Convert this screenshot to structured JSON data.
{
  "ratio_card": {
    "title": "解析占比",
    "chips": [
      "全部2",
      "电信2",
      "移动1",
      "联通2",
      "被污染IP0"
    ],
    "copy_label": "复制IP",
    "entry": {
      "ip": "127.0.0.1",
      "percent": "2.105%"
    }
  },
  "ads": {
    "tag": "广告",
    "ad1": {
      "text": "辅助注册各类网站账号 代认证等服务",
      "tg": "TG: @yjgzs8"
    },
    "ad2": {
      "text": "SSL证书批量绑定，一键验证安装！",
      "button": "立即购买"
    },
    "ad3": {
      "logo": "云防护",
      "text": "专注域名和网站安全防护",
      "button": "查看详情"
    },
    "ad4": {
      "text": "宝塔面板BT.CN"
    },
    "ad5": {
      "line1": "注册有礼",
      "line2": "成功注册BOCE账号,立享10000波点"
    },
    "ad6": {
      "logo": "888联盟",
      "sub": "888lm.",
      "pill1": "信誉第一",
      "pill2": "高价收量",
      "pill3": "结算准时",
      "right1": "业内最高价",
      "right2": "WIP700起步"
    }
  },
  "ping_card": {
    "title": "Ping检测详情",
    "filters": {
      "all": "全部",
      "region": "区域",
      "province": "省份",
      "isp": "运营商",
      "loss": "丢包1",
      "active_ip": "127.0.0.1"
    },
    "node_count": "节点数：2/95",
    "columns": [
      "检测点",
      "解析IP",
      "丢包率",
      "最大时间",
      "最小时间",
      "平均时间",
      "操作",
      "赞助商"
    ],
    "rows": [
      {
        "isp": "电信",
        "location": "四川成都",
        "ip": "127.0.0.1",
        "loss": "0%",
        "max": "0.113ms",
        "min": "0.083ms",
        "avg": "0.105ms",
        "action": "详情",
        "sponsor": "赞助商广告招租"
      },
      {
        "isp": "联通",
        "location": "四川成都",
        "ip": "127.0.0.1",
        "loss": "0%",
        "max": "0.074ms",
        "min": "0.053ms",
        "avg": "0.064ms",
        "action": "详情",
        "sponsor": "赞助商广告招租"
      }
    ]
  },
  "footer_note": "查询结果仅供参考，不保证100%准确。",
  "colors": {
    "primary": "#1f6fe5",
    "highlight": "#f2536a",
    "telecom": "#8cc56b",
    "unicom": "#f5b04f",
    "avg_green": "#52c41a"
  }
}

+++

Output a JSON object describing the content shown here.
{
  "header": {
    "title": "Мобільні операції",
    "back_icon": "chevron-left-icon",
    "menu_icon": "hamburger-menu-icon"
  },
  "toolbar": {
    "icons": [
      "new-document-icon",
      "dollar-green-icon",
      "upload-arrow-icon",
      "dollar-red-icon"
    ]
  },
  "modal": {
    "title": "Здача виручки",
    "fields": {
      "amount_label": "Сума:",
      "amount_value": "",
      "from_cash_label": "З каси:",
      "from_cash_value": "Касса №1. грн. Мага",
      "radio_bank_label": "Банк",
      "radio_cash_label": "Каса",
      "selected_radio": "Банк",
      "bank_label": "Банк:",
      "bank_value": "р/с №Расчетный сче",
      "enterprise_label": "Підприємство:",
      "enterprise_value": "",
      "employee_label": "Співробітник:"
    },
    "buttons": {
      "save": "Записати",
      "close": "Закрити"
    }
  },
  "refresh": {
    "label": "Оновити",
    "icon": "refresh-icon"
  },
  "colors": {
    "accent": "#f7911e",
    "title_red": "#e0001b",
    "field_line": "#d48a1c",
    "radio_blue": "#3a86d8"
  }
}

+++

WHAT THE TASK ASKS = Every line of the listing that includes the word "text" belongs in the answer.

TASK SOLUTION =
      "text": "辅助注册各类网站账号 代认证等服务",
      "text": "SSL证书批量绑定，一键验证安装！",
      "text": "专注域名和网站安全防护",
      "text": "宝塔面板BT.CN"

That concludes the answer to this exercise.